%%

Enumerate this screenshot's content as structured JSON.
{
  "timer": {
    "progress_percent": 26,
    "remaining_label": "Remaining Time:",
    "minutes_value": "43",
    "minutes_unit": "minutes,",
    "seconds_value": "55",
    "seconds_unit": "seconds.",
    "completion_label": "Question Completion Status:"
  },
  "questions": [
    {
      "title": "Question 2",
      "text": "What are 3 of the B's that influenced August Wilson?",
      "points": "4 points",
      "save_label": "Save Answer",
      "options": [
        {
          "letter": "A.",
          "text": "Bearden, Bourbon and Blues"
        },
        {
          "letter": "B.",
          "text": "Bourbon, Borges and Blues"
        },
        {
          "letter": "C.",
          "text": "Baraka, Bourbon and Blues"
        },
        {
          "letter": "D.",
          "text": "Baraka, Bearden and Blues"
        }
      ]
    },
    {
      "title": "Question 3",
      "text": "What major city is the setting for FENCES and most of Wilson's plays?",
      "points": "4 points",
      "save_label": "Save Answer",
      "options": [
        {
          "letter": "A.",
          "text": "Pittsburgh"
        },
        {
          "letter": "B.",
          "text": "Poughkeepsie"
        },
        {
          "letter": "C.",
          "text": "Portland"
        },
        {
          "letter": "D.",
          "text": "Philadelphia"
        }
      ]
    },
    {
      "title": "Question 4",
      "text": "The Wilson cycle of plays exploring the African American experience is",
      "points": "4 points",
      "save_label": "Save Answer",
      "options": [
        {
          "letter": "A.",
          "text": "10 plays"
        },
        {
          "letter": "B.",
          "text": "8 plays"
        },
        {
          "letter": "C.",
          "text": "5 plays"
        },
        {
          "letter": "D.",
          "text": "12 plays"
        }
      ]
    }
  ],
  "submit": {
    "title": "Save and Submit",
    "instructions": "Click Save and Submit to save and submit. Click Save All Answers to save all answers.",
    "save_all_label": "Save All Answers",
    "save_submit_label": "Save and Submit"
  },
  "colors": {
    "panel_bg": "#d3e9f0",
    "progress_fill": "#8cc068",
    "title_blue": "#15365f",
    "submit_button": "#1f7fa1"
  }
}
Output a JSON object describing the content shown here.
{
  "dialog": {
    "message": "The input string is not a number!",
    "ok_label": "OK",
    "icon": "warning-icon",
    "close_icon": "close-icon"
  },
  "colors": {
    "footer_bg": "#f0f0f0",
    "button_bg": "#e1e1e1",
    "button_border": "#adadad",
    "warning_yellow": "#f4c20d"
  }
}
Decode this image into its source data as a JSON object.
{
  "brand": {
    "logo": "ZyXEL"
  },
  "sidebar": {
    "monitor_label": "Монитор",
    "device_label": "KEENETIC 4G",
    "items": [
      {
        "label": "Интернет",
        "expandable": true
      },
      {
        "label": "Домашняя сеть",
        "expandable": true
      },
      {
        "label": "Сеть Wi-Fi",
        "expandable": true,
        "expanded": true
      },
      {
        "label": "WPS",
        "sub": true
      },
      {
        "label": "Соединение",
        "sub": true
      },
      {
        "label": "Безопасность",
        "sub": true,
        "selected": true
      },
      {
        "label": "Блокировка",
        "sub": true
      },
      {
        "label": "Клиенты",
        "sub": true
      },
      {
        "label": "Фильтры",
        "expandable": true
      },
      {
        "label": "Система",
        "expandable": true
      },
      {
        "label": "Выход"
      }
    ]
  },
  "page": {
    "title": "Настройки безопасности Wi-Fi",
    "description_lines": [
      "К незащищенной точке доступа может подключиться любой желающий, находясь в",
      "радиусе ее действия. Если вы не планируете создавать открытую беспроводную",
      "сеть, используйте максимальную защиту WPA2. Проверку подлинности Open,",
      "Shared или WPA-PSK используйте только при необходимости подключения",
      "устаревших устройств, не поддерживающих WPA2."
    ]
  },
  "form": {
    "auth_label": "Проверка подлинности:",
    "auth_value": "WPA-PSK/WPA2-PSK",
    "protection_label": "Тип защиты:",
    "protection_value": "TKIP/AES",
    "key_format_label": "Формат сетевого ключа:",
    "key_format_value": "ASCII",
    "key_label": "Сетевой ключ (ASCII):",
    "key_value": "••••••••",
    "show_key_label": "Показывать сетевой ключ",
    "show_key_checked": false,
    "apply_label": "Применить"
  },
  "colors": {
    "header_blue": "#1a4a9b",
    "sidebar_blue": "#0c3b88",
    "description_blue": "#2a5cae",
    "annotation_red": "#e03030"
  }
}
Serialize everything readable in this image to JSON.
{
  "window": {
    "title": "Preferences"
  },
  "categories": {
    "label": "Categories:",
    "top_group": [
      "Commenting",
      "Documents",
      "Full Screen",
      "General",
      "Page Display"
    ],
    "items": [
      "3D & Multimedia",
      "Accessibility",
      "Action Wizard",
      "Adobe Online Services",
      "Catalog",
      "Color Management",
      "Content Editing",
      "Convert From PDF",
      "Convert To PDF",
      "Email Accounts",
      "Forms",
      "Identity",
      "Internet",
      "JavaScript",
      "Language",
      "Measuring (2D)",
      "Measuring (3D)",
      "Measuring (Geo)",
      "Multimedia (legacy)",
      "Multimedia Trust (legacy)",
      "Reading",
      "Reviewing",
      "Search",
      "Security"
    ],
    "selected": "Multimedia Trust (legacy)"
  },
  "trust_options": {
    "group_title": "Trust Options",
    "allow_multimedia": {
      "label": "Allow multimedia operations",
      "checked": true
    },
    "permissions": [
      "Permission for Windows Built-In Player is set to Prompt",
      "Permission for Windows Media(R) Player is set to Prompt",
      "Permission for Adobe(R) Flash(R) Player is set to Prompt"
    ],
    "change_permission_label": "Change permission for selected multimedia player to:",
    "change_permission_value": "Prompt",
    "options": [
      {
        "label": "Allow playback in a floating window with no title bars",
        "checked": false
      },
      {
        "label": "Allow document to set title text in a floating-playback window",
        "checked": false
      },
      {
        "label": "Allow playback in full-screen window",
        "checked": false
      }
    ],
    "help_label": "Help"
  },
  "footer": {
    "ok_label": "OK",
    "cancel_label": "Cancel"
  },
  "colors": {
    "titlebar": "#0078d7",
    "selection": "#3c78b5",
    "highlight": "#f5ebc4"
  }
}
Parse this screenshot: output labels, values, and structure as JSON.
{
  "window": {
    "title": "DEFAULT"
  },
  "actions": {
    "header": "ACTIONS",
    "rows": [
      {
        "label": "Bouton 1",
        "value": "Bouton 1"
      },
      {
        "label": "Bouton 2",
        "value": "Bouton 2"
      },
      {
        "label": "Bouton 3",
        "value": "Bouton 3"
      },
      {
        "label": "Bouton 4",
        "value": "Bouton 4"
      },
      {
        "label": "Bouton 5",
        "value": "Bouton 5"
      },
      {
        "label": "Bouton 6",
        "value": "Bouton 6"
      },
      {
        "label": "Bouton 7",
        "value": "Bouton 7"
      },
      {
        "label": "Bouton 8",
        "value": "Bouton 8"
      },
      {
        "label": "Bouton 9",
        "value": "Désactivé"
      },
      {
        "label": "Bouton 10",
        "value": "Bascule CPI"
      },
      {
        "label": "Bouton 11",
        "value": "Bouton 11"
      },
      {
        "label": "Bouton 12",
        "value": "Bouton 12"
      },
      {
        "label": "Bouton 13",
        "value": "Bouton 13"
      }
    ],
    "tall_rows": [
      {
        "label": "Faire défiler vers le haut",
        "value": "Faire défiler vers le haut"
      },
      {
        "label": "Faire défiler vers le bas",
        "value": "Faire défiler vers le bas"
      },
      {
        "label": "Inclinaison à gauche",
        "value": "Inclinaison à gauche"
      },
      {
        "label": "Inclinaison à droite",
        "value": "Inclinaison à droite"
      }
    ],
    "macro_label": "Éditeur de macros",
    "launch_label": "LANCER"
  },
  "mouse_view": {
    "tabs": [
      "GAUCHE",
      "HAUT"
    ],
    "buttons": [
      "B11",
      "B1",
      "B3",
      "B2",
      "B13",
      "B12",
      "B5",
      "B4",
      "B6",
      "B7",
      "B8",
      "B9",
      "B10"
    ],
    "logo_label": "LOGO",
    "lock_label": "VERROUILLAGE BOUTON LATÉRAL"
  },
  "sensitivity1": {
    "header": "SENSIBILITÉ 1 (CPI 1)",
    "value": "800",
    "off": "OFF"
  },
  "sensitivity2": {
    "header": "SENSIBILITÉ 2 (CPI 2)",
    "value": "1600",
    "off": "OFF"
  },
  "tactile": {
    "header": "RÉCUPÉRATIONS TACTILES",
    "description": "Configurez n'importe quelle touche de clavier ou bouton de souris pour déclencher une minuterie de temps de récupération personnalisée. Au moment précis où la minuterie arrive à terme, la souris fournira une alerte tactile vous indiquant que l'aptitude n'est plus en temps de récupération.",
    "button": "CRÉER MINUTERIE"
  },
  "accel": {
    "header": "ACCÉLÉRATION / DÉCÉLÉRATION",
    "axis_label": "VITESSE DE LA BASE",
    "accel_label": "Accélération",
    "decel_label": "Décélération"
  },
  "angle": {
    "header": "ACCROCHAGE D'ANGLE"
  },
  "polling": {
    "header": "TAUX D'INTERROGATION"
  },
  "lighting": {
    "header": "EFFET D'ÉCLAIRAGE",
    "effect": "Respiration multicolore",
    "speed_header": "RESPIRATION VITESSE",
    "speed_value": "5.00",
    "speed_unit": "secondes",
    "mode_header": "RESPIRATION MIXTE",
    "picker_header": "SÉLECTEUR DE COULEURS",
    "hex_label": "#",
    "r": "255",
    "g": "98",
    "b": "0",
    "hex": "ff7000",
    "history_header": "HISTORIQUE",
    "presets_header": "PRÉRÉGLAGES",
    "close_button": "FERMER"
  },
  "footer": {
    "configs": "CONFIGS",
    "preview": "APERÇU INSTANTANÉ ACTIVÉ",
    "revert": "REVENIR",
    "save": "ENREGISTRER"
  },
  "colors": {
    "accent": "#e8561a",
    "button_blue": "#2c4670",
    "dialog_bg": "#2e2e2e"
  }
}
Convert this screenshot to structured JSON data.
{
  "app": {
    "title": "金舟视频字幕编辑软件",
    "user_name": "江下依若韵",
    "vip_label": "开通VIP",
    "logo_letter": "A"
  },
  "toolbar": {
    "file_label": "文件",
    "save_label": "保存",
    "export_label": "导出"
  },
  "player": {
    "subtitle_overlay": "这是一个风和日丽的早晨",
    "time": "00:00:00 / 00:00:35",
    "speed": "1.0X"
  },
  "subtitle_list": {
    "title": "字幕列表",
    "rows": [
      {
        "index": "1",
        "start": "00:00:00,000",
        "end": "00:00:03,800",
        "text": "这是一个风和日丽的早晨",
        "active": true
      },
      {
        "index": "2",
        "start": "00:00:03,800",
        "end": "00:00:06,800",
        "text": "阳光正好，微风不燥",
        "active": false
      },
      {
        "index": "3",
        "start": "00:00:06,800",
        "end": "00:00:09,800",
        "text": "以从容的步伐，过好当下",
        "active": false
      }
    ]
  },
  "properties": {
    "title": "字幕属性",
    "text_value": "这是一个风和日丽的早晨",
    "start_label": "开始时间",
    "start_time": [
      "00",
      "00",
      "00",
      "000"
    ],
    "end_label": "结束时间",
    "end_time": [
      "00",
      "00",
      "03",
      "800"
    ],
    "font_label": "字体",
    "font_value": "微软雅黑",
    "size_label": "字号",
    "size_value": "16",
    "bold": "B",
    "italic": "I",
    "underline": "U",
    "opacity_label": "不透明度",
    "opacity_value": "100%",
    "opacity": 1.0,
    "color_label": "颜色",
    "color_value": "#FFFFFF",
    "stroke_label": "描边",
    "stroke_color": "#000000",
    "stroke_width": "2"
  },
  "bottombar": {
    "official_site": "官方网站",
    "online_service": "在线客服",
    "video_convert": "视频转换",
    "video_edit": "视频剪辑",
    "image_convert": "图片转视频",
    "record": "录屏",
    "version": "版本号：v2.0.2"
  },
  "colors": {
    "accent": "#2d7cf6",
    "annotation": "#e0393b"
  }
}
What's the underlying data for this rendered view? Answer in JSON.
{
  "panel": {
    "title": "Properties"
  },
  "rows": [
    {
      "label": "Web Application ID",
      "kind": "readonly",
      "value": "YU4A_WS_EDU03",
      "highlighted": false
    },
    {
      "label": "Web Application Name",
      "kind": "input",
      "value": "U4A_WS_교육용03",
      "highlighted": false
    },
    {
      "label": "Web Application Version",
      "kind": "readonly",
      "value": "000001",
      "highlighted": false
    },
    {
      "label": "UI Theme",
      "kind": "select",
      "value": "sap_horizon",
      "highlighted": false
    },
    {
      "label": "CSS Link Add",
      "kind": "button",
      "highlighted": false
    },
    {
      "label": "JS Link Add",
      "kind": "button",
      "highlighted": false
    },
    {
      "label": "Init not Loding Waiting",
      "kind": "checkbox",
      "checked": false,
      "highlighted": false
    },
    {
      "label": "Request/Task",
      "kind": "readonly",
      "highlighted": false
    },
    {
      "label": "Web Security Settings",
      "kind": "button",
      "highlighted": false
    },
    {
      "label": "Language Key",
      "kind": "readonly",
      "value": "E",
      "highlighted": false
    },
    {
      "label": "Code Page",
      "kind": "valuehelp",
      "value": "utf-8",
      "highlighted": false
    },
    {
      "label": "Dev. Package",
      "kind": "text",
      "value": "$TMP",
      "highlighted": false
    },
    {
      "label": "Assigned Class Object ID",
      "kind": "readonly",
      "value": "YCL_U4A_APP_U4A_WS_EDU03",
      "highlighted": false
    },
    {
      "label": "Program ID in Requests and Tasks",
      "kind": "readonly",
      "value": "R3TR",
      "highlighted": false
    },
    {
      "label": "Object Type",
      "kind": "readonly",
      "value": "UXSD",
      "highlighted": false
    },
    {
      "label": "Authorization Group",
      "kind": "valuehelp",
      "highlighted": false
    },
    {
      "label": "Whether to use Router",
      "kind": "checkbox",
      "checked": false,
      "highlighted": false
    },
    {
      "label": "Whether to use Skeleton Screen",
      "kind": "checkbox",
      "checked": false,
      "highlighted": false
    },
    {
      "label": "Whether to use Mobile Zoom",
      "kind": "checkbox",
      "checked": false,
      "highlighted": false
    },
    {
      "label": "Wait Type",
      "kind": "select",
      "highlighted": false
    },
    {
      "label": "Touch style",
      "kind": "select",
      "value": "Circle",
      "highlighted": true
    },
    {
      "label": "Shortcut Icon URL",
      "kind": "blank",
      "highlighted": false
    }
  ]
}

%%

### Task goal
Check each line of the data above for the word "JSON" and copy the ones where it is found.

### Problem solution
Enumerate this screenshot's content as structured JSON.
Output a JSON object describing the content shown here.
Decode this image into its source data as a JSON object.
Serialize everything readable in this image to JSON.
Parse this screenshot: output labels, values, and structure as JSON.
Convert this screenshot to structured JSON data.
What's the underlying data for this rendered view? Answer in JSON.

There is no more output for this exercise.